Joe Weingarten [another uncle] started Weingarten Markets Realty in 1948 to develop properties for the grocery stores. The reason being that the realty company took on all the debt instead of Weingarten’s.
Shopping centers were just coming in existence at that time. We had only one outside tenant – Weiner’s department store. [Abe] suggested that I [join the realty company and] go around the country [and learn about shopping centers] since they were just coming in existence.
The first deal that I did was – I made leases with Walgreen’s, Mading’s Drugs, and Western Auto, and Oshman’s. That was really the start of doing shopping centers. I had at the time two people that worked half-time at Weingarten Markets Realty. I ended up doing about 70 locations for Weingarten’s stores. We had about 100 stores in 1980.
Was it difficult to have your dad and your uncle as your bosses?

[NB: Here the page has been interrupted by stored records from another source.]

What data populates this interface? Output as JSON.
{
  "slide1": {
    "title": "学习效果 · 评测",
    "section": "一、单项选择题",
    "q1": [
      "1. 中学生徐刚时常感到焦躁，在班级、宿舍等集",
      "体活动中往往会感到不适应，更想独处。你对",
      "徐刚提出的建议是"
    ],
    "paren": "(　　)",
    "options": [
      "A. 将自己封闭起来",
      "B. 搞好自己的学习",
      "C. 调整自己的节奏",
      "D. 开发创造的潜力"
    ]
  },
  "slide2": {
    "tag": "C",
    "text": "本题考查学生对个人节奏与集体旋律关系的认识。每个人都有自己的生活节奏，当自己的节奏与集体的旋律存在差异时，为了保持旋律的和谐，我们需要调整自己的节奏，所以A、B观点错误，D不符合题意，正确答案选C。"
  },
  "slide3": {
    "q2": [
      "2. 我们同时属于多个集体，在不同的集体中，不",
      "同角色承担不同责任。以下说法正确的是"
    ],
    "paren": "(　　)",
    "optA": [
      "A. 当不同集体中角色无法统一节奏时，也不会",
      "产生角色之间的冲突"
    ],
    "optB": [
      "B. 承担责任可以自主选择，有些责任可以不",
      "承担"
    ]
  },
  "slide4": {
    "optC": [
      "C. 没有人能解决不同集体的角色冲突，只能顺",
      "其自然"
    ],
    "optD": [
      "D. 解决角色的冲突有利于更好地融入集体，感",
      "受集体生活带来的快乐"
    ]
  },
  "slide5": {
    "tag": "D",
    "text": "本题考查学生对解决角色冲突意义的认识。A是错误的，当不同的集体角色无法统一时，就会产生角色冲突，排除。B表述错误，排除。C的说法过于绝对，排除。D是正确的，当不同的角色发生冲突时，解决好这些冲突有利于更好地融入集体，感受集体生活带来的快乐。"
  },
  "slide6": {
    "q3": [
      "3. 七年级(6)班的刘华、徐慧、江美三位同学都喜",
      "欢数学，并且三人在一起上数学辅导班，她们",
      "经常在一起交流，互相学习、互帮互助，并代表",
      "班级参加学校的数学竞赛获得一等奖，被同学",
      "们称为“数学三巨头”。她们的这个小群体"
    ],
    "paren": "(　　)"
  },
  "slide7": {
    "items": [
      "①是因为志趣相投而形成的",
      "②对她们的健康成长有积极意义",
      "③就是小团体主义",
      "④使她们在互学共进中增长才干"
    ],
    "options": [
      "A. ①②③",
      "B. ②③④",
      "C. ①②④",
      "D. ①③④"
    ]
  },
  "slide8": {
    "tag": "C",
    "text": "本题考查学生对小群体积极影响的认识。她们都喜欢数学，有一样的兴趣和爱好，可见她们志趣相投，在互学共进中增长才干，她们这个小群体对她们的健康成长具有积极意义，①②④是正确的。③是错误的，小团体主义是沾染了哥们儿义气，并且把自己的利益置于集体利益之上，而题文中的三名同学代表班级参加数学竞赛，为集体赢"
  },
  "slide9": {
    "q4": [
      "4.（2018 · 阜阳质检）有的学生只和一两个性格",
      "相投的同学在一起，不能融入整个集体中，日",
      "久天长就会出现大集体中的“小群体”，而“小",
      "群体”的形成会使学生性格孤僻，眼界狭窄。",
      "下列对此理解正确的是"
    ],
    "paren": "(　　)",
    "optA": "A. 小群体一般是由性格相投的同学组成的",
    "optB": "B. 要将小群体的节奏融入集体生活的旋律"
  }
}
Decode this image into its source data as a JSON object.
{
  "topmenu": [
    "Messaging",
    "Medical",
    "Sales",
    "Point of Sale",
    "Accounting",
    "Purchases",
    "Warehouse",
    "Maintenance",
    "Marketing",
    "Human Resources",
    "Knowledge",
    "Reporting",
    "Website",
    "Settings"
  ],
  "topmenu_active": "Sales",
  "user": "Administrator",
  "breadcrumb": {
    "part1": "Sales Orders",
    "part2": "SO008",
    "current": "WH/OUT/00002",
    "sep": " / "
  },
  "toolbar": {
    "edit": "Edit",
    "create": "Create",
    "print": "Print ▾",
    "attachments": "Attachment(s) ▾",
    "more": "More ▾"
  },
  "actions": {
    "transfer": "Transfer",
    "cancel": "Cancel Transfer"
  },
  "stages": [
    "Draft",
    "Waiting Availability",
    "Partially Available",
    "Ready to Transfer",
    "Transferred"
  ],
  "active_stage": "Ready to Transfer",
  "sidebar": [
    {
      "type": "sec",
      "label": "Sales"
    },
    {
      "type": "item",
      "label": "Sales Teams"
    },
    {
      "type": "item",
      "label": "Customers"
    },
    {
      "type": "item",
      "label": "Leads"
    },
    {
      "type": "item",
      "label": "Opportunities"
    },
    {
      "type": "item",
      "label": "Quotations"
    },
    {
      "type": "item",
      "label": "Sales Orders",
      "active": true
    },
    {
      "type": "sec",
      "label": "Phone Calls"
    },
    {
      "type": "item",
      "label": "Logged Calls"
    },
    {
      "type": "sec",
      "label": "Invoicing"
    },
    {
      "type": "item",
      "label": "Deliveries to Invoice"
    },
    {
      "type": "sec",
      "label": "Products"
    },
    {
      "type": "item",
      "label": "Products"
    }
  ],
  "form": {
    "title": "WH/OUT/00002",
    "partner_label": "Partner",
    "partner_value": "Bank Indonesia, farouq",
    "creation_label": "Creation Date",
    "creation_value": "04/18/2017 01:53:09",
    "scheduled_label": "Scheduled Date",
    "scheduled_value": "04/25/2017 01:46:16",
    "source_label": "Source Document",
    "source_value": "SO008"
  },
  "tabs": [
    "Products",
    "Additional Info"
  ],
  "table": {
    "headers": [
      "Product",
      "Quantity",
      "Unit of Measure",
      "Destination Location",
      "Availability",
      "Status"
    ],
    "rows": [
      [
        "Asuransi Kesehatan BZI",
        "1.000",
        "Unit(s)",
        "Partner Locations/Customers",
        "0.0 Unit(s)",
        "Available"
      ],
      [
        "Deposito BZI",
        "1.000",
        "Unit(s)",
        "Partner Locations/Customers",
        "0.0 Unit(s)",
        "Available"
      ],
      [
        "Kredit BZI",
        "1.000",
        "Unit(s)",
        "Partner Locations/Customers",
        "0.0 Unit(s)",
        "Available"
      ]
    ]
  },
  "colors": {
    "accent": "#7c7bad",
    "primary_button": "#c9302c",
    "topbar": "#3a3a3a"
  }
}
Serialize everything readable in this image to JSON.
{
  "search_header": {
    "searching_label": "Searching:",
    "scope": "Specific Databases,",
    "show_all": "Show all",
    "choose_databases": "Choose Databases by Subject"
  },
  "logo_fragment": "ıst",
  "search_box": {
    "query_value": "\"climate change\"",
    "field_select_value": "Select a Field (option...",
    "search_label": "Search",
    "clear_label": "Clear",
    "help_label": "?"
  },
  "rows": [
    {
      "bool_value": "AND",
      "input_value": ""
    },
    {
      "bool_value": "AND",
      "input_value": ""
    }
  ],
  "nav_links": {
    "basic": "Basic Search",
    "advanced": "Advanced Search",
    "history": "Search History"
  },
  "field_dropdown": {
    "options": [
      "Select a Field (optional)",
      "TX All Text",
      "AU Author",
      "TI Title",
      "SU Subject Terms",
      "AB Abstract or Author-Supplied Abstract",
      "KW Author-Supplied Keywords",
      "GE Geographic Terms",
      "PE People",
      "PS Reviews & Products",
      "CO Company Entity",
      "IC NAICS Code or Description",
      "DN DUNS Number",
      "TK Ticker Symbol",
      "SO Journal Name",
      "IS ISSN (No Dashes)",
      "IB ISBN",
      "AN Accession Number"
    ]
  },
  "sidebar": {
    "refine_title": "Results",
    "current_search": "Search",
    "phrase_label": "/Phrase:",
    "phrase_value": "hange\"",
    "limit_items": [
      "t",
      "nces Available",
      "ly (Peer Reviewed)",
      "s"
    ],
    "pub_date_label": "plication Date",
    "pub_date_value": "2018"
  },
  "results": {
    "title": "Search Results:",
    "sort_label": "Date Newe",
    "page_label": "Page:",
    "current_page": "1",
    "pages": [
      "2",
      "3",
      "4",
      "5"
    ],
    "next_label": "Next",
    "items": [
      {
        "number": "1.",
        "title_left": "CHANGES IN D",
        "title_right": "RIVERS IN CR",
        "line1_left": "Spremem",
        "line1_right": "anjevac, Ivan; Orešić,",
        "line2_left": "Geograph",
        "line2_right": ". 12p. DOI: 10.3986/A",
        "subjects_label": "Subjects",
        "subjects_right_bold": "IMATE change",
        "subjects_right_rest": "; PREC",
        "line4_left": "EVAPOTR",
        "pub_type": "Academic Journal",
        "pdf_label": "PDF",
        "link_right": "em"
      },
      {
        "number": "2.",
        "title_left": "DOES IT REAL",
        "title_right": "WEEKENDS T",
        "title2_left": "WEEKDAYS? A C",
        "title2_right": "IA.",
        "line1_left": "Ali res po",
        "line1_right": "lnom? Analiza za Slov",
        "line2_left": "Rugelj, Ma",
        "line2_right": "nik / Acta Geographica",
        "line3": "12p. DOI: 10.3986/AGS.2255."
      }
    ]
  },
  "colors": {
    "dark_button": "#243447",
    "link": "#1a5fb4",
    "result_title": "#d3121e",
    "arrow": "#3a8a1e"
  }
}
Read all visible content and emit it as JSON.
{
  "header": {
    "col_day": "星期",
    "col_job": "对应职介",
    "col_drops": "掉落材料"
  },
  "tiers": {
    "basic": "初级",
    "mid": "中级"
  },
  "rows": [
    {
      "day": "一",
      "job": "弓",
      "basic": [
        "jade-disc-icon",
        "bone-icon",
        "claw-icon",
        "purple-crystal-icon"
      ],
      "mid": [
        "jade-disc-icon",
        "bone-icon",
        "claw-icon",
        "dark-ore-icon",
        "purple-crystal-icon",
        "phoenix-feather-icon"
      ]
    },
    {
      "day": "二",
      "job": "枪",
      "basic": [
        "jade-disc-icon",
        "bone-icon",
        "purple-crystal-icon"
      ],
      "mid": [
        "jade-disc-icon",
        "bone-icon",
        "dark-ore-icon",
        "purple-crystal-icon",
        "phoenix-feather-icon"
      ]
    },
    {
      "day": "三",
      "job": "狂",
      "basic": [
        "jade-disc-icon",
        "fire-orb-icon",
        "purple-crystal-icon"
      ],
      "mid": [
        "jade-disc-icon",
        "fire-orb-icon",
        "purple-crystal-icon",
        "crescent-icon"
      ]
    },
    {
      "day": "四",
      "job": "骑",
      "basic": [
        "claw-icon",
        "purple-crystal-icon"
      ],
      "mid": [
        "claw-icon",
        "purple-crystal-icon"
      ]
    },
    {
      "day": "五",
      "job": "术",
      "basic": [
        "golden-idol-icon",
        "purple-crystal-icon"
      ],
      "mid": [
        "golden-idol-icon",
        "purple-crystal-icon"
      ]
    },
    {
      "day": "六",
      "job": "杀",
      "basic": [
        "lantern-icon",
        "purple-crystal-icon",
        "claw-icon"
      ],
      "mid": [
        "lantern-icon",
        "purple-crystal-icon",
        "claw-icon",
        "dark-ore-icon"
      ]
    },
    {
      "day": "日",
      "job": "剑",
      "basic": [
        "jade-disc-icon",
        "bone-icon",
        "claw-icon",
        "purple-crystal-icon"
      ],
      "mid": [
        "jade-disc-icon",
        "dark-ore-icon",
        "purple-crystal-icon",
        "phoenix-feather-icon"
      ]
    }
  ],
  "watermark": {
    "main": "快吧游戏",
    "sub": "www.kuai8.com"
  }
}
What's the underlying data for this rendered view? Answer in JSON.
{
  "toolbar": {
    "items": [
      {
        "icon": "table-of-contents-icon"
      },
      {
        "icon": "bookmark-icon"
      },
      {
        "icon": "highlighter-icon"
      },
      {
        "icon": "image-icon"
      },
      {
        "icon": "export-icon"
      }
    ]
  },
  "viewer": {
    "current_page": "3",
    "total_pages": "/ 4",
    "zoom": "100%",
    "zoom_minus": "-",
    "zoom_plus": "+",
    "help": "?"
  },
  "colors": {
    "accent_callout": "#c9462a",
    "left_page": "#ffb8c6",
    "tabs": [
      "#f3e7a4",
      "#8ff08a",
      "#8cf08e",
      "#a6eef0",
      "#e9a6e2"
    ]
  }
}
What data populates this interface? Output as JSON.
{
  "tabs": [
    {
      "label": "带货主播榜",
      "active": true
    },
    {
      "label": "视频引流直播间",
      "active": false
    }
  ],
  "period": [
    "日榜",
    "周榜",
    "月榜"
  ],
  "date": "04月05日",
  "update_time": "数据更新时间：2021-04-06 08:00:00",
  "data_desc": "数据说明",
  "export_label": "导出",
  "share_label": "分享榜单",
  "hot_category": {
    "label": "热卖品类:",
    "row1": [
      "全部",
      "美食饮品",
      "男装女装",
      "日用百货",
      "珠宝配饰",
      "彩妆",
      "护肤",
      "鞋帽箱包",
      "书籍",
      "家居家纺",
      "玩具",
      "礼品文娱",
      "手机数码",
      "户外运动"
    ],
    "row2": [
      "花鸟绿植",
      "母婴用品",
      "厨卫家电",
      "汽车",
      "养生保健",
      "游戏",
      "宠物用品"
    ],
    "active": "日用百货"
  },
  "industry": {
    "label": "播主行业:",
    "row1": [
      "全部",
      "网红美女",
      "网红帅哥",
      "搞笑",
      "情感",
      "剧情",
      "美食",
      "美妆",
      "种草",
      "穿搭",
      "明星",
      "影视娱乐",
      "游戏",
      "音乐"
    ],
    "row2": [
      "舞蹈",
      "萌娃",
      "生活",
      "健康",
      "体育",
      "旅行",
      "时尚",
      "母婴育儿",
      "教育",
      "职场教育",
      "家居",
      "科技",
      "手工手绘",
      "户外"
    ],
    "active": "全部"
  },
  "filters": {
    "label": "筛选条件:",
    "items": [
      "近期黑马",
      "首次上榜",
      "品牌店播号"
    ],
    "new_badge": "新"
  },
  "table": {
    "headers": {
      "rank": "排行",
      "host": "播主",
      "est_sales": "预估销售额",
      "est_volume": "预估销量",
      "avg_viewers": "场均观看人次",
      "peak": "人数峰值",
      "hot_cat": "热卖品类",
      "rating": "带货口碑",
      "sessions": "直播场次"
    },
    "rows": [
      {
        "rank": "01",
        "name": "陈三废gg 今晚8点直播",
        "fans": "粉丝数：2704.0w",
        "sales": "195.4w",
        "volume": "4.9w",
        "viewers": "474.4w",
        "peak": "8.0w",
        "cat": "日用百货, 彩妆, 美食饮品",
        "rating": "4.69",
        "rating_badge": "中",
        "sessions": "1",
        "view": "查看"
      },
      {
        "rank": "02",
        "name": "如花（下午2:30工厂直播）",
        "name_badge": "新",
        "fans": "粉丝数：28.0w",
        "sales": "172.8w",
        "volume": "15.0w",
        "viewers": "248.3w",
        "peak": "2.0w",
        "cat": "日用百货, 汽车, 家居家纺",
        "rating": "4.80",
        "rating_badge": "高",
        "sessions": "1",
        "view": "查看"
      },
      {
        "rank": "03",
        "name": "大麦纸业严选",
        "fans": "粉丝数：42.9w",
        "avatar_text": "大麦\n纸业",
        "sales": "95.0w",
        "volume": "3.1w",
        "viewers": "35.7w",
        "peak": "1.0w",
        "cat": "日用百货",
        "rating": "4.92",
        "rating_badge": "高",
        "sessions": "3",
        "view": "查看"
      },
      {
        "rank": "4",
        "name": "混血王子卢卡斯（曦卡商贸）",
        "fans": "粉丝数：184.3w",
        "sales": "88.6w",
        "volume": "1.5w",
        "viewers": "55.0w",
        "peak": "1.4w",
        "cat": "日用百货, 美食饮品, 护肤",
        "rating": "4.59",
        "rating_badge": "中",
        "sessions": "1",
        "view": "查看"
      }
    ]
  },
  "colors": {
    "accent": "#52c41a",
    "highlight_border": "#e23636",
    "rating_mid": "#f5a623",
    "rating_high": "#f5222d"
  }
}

No, because they were wonderful; extremely supportive. The real mentor of mine was my uncle, who was then president of the [realty] company. He was really a pioneer of that time because few people were [building shopping centers].
Did you like working in leasing?
I loved leasing space. That’s what I love doing—building relationships with people I did business with. I did something that was very helpful for them and very helpful for Weingarten Markets Realty. I think that hopefully I’ve passed that along to our associates—that building relationships is the most important thing we can do.
What makes a great company are the people that make up the company. Hopefully we’ve created an environment [here] that’s one of loving what you do and having integrity in everything you do. You have to have both of those ingredients to have a good company.